Anagnorisis and Existence (Rosencrantz and Guildenstern) :: essays research papers

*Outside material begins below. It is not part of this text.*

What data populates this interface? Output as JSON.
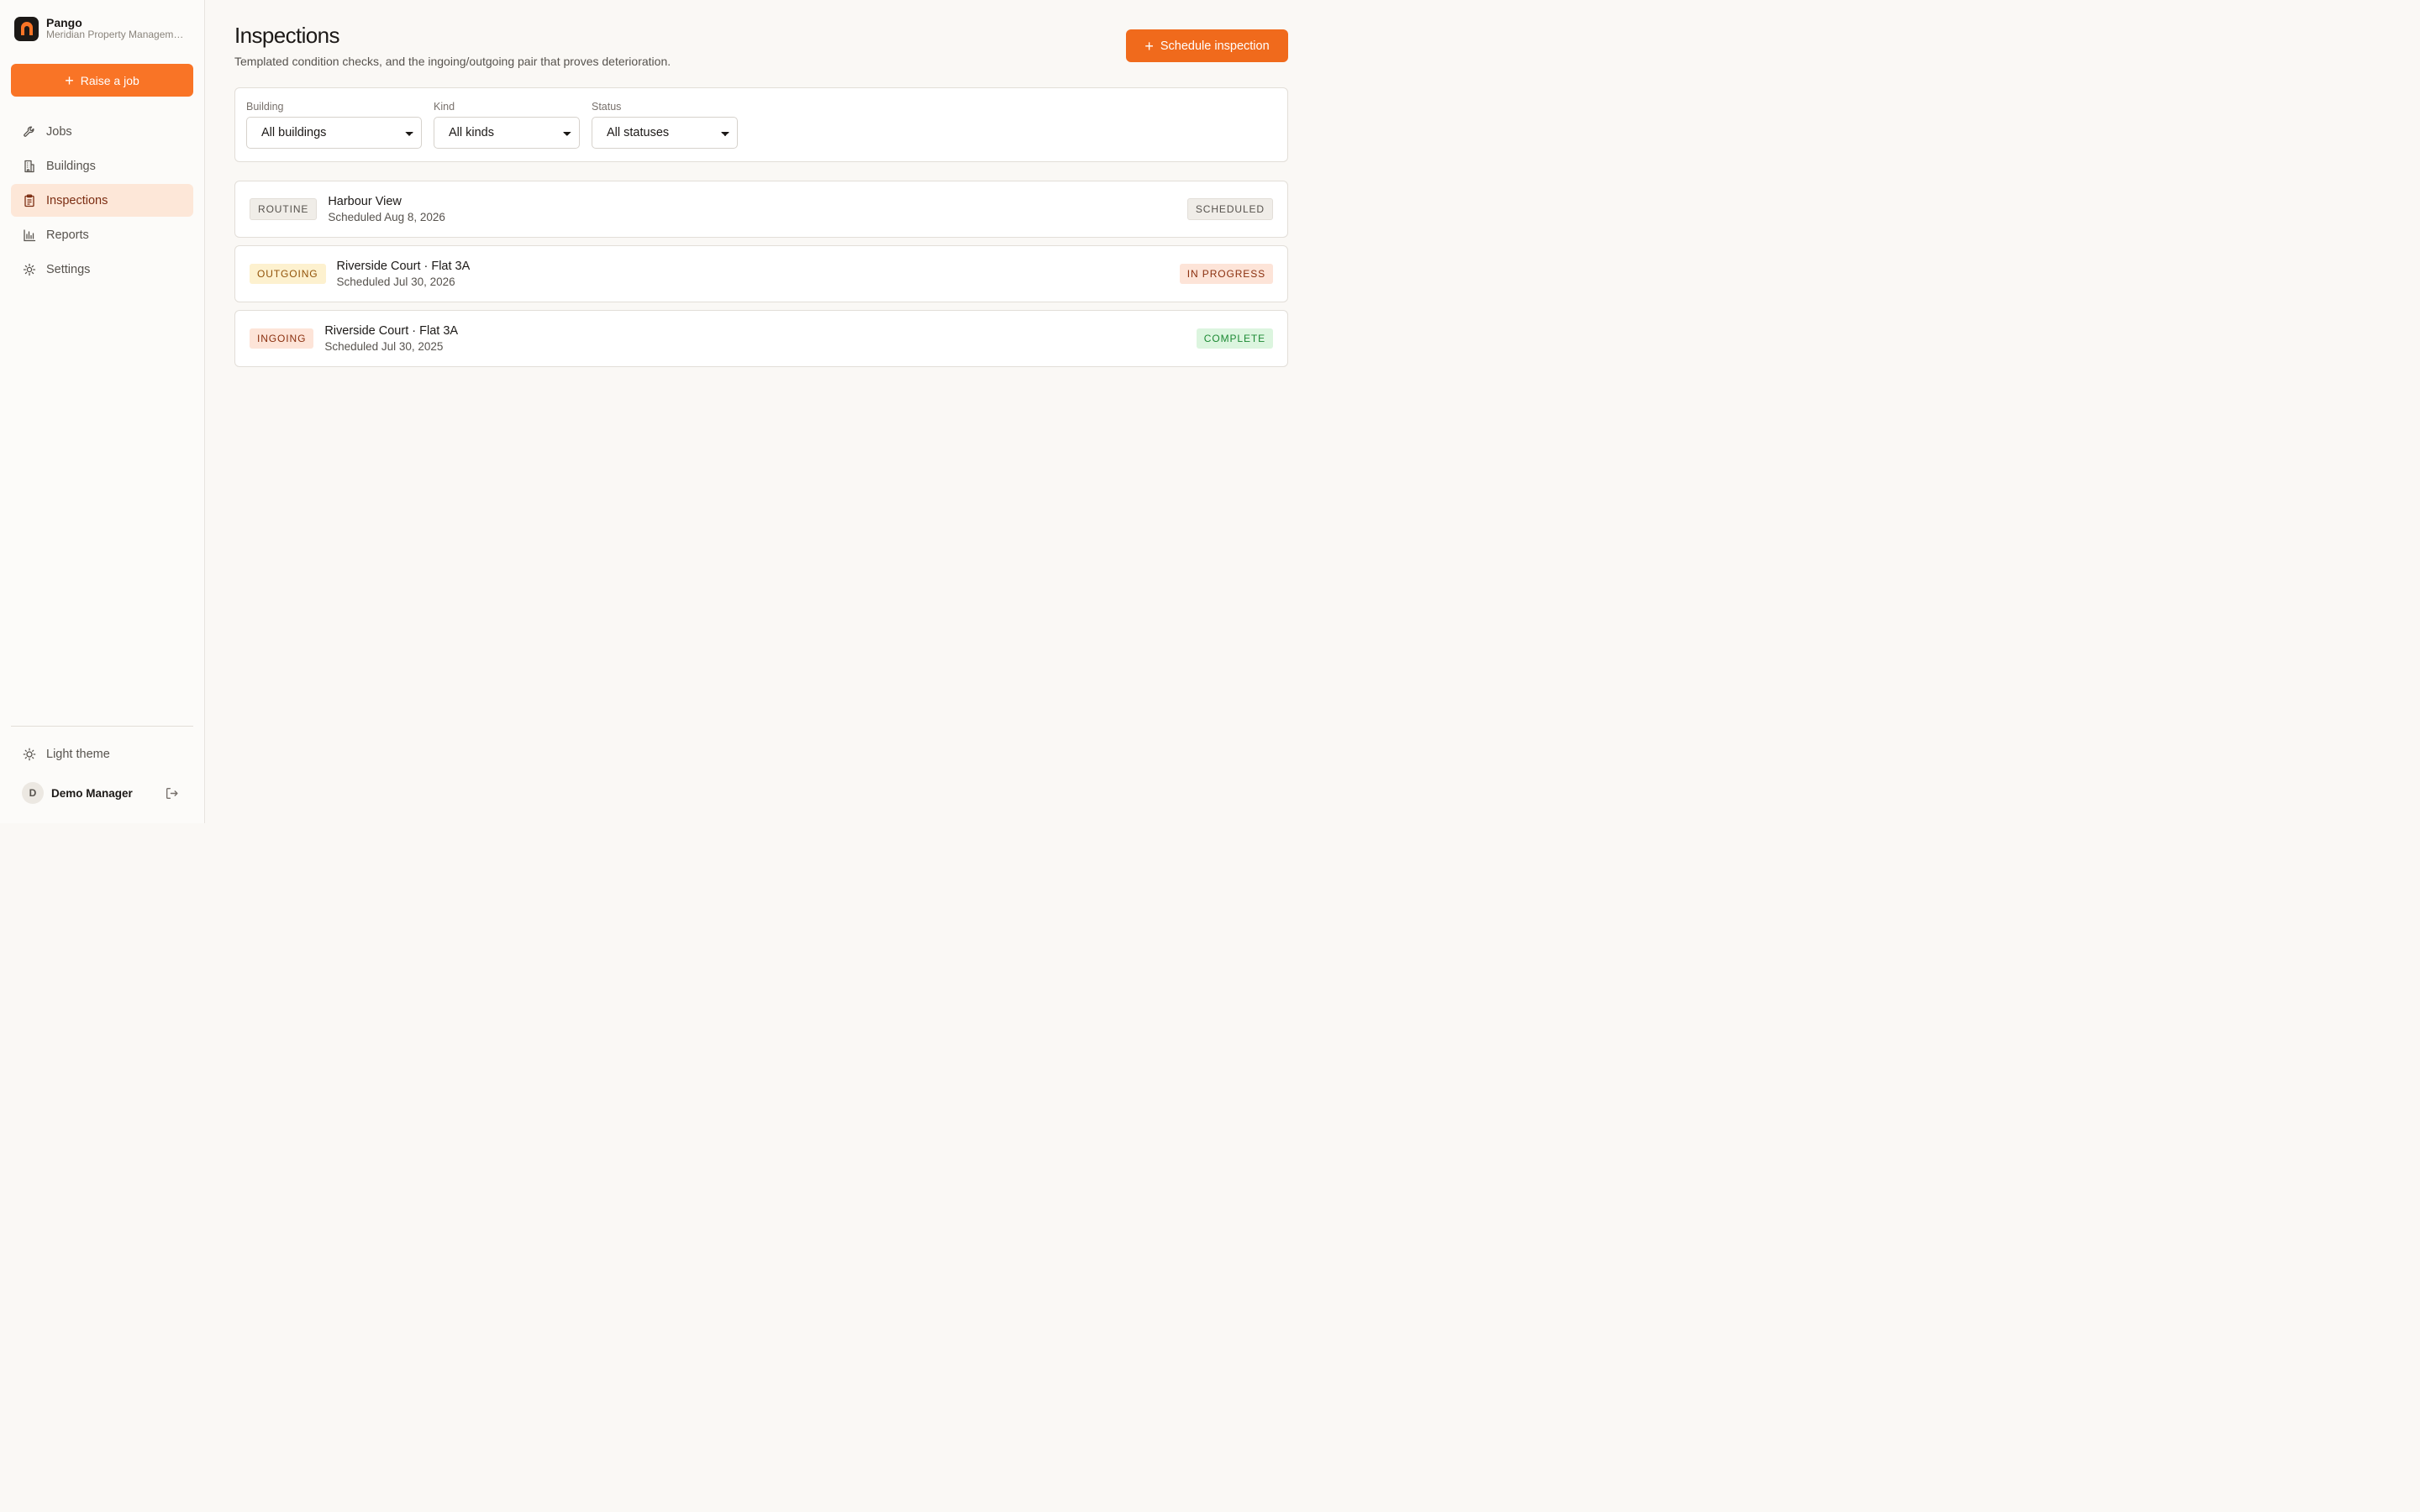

Anagnorisis and ExistenceThe Point of Realization in Stoppards Rosencrantz and Guildenstern Are DeadIn Shakespeares village, the young prince realizes what backup is. Yea, from the table of my memory Ill wipe away all trivial hearty records, 105 All saws of books, all forms, all pressures past, That youth and observation copied there And thy commandment all alone shall live Within the book and quite a little of my brain, Unmixd with baser matter ( settlement, I, v. 104-110)Upon realizing his fate that he must save the state of Denmark Hamlet must literally discard his prior familiarity and start anew. Aristotle argues that the submit moment when Hamlet realizes his fate by moving from innocence and ignorance to knowledge is the cause of tragedy in drama. Aristotles calls this realization that all gentlemans gentleman must have anagnorisis. For all the moaning and a whining about his situation, Hamlet pull up stakes fight whatever is rotten in the State of Denmark. (Haml et, I, iv, 67) Though this ego discovery is integral in Shakespeares tragedy, Stoppards two characters do not even address their fate. And, the result of this neediness of action and overleap of any anagnorisis in Rosencrantz and Guildenstern Are Dead when framed against the proactive Hamlet, Fortinbras and Laertes is an interest commentary on human beings reactions to mortality. closing is not romantic, and death is not a game which will soon be over Death is not anything death is not Its the absence of presence, nothing much the endless time of never coming back a initiative you cant see, and when the wind blows through it, it makes no sound. (R&D, 124)To Rosencrantz and Guildenstern, death is fraud in a box bored. Their inability to comprehend deaths complexity stems from the fact that even when alive, they are hardly present, barely suspension system onto their universe of discourse. If we stopped breathing wed vanish. (R&D, 112)Part of Rosencrantz and Guildensterns lack of existence is Stoppards emphasis on the seeming interchangeability of their identities. However, whereas in Hamlet the King, Gertrude and Hamlet mistake the two for each other, Rosencrantz and Guildenstern actually mistake themselves. Their lack of identity leaves the two characters as not human they literally do nothing and do not develop. It is for that reason that, though they discover their fate, Rosencrantz and Guildenstern literally cannot die they dont actually exist. So, when the time comes for their fate to bring forth up to them, they literally disappear.